Data for review Block Start

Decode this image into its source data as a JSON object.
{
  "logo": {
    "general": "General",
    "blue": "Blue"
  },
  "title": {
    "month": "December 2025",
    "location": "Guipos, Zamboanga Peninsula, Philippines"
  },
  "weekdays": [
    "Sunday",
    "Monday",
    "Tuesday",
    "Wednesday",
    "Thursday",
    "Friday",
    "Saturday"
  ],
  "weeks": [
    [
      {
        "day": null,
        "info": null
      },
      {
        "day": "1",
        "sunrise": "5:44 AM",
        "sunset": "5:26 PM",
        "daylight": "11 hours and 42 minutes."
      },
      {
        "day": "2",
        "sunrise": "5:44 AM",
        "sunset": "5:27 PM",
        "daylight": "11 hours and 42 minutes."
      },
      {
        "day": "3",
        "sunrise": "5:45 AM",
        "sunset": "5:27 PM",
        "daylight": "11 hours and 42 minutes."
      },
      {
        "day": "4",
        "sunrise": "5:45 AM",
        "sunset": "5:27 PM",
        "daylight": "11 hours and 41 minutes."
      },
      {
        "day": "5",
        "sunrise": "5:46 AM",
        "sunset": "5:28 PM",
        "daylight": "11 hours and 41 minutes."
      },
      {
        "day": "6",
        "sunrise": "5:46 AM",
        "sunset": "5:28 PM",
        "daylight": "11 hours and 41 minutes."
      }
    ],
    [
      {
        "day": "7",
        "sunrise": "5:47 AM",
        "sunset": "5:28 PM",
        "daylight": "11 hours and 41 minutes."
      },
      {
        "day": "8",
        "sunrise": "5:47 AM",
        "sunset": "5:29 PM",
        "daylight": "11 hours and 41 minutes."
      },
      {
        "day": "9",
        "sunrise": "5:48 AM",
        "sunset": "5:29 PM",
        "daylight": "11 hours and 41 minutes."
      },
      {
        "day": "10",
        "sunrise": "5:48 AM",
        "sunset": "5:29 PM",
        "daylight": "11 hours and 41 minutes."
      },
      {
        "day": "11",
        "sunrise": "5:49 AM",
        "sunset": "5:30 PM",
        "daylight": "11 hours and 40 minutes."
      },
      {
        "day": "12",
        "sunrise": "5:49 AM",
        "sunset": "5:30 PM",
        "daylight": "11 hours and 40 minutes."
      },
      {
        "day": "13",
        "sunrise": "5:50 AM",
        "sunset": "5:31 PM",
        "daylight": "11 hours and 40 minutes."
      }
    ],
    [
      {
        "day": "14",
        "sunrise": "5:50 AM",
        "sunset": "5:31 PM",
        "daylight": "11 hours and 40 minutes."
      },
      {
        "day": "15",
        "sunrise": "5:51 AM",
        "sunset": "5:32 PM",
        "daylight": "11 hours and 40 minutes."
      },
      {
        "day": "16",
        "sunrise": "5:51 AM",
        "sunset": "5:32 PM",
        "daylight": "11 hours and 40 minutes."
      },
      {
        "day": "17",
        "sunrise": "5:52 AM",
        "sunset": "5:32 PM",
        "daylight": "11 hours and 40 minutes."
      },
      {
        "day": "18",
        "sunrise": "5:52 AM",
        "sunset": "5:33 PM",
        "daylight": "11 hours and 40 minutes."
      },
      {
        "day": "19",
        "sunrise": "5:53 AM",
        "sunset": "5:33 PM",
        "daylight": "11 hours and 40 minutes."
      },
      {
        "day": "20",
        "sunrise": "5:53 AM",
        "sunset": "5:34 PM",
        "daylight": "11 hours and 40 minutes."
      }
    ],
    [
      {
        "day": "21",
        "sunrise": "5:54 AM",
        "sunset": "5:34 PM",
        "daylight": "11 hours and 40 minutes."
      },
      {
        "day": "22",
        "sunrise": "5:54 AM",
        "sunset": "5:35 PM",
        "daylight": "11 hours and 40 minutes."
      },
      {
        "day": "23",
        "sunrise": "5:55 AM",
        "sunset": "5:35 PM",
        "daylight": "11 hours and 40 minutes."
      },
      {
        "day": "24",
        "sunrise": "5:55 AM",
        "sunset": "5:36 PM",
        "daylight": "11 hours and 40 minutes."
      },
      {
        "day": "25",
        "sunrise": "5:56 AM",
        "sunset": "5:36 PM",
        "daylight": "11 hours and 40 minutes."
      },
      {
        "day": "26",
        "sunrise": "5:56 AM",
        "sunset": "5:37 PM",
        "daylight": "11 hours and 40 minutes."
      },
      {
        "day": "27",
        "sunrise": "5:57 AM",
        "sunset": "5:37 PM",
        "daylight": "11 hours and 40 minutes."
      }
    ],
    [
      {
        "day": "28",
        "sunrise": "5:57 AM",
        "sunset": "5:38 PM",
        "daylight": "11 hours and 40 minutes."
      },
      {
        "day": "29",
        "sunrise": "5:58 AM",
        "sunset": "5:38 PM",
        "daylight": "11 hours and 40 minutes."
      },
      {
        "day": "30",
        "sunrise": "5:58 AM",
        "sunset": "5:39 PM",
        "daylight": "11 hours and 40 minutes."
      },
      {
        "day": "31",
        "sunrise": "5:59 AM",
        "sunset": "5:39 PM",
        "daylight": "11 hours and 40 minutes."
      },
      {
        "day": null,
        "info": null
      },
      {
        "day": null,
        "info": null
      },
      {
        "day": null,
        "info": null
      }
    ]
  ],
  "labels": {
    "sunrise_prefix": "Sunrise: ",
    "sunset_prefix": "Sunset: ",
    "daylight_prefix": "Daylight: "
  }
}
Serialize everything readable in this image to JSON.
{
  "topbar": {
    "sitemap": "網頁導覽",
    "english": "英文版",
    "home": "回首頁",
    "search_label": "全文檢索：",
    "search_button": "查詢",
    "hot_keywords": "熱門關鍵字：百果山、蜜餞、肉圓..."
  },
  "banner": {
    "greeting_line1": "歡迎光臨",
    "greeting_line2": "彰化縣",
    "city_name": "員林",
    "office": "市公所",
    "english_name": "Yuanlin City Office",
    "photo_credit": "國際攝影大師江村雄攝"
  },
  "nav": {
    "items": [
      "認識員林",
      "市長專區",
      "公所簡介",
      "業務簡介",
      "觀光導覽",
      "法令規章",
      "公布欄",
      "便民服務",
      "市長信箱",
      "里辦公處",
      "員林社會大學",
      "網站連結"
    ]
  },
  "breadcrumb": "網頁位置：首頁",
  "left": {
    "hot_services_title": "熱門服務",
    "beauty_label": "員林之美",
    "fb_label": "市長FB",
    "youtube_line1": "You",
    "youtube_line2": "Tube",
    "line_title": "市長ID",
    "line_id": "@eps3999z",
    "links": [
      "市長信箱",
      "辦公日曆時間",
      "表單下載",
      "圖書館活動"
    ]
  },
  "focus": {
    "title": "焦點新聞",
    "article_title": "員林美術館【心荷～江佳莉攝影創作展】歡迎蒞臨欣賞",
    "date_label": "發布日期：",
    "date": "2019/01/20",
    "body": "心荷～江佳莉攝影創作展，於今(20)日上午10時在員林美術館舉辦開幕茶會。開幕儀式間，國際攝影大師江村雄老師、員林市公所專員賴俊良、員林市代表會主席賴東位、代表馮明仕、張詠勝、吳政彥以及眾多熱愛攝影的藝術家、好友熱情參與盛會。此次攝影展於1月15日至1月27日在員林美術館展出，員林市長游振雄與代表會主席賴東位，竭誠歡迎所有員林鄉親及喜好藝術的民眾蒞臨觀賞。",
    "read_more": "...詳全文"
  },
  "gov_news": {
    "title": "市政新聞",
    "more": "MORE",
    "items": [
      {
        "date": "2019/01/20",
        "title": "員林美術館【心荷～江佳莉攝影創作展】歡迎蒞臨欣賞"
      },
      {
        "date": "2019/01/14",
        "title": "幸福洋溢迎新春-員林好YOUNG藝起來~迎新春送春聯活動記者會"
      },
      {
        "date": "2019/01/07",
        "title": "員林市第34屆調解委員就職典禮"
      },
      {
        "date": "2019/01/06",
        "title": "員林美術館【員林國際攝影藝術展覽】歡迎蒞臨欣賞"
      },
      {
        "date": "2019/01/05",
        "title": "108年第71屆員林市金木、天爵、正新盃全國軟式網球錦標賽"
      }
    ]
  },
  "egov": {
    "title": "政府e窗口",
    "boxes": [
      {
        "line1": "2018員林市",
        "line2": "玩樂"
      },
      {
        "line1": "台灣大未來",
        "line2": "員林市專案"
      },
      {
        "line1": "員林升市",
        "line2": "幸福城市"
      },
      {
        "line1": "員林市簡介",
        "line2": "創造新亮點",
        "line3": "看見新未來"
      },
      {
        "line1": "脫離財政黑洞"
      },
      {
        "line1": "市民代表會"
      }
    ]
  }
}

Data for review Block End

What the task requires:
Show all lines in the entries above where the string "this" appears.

Exercise solution:
Decode this image into its source data as a JSON object.
Serialize everything readable in this image to JSON.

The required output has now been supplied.